One photograph depicts a girl dressed in her best white frock, who, despite being small and clenching a similarly adorned doll, holds a serious and very calm expression. She had just been through an intensive period of rituals of Santeria – a religious ceremony of initiation into priesthood.
“Her mother told me that she cannot be photographed, but gave me her address so the next time I came to Cuba four or five months later I was finally able to photograph her. I thought she look so beautiful. It’s something that most people outside of Cuba don’t know about.”
Paganelli hopes to continue working in Cuba, both commercially and on personal projects. “Cuba is always part of me, not just because of my family but for the love I have for the Cuban people.”
The book is published by Daylight Books and available to buy here .

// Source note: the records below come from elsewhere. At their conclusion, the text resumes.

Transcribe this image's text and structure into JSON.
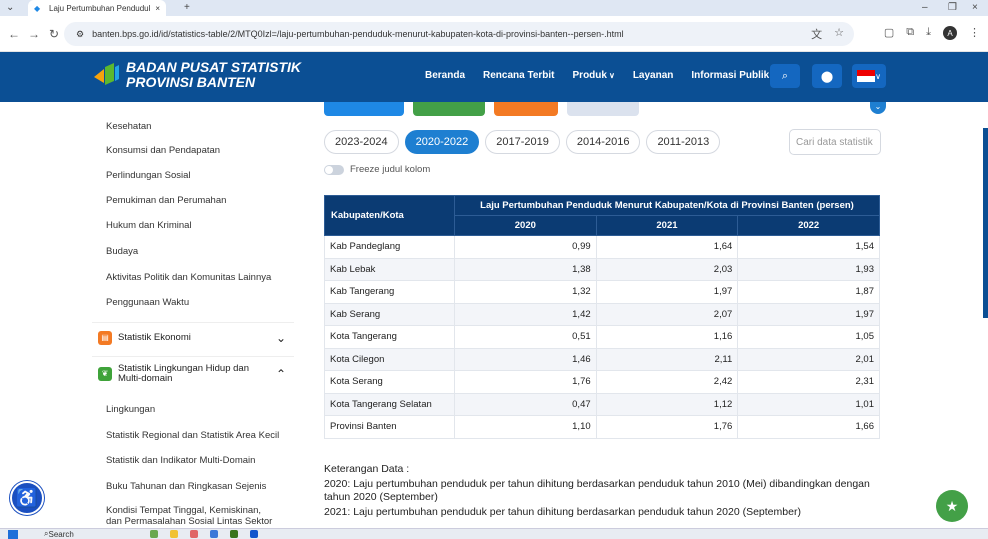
{
  "browser": {
    "tab_title": "Laju Pertumbuhan Penduduk M",
    "url": "banten.bps.go.id/id/statistics-table/2/MTQ0Izl=/laju-pertumbuhan-penduduk-menurut-kabupaten-kota-di-provinsi-banten--persen-.html",
    "profile_initial": "A"
  },
  "header": {
    "logo_line1": "BADAN PUSAT STATISTIK",
    "logo_line2": "PROVINSI BANTEN",
    "menu": [
      "Beranda",
      "Rencana Terbit",
      "Produk",
      "Layanan",
      "Informasi Publik"
    ]
  },
  "sidebar": {
    "items_top": [
      "Kesehatan",
      "Konsumsi dan Pendapatan",
      "Perlindungan Sosial",
      "Pemukiman dan Perumahan",
      "Hukum dan Kriminal",
      "Budaya",
      "Aktivitas Politik dan Komunitas Lainnya",
      "Penggunaan Waktu"
    ],
    "cat_ekonomi": "Statistik Ekonomi",
    "cat_lingkungan_1": "Statistik Lingkungan Hidup dan",
    "cat_lingkungan_2": "Multi-domain",
    "items_bottom": [
      "Lingkungan",
      "Statistik Regional dan Statistik Area Kecil",
      "Statistik dan Indikator Multi-Domain",
      "Buku Tahunan dan Ringkasan Sejenis"
    ],
    "item_last_1": "Kondisi Tempat Tinggal, Kemiskinan,",
    "item_last_2": "dan Permasalahan Sosial Lintas Sektor"
  },
  "year_tabs": [
    "2023-2024",
    "2020-2022",
    "2017-2019",
    "2014-2016",
    "2011-2013"
  ],
  "active_year_tab": "2020-2022",
  "search_placeholder": "Cari data statistik",
  "freeze_label": "Freeze judul kolom",
  "table": {
    "col_kab": "Kabupaten/Kota",
    "col_group": "Laju Pertumbuhan Penduduk Menurut Kabupaten/Kota di Provinsi Banten (persen)",
    "years": [
      "2020",
      "2021",
      "2022"
    ],
    "rows": [
      {
        "name": "Kab Pandeglang",
        "v": [
          "0,99",
          "1,64",
          "1,54"
        ]
      },
      {
        "name": "Kab Lebak",
        "v": [
          "1,38",
          "2,03",
          "1,93"
        ]
      },
      {
        "name": "Kab Tangerang",
        "v": [
          "1,32",
          "1,97",
          "1,87"
        ]
      },
      {
        "name": "Kab Serang",
        "v": [
          "1,42",
          "2,07",
          "1,97"
        ]
      },
      {
        "name": "Kota Tangerang",
        "v": [
          "0,51",
          "1,16",
          "1,05"
        ]
      },
      {
        "name": "Kota Cilegon",
        "v": [
          "1,46",
          "2,11",
          "2,01"
        ]
      },
      {
        "name": "Kota Serang",
        "v": [
          "1,76",
          "2,42",
          "2,31"
        ]
      },
      {
        "name": "Kota Tangerang Selatan",
        "v": [
          "0,47",
          "1,12",
          "1,01"
        ]
      },
      {
        "name": "Provinsi Banten",
        "v": [
          "1,10",
          "1,76",
          "1,66"
        ]
      }
    ]
  },
  "notes": {
    "heading": "Keterangan Data :",
    "line1": "2020: Laju pertumbuhan penduduk per tahun dihitung berdasarkan penduduk tahun 2010 (Mei) dibandingkan dengan tahun 2020 (September)",
    "line2": "2021: Laju pertumbuhan penduduk per tahun dihitung berdasarkan penduduk tahun 2020 (September)"
  },
  "taskbar": {
    "search": "Search"
  },
  "colors": {
    "header": "#0b4f94",
    "table_header": "#0b3b73",
    "active_tab": "#1e7fd1"
  }
}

Manuello Paganelli also runs photography workshops, taking small groups to Cuba and guiding them through its stunning landscapes and cities. For more information, go to his website.

Izabela Radwanska Zhang

Starting out as an intern back in 2016, Izabela Radwanska Zhang is now the Editorial Director of British Journal of Photography in print and online. Her words have appeared in Disegno and Press Association. Prior to this, she completed a MA in Magazine Journalism at City University, London, and most recently, a Postgrad Certificate in Graphic Design at London College of Communication.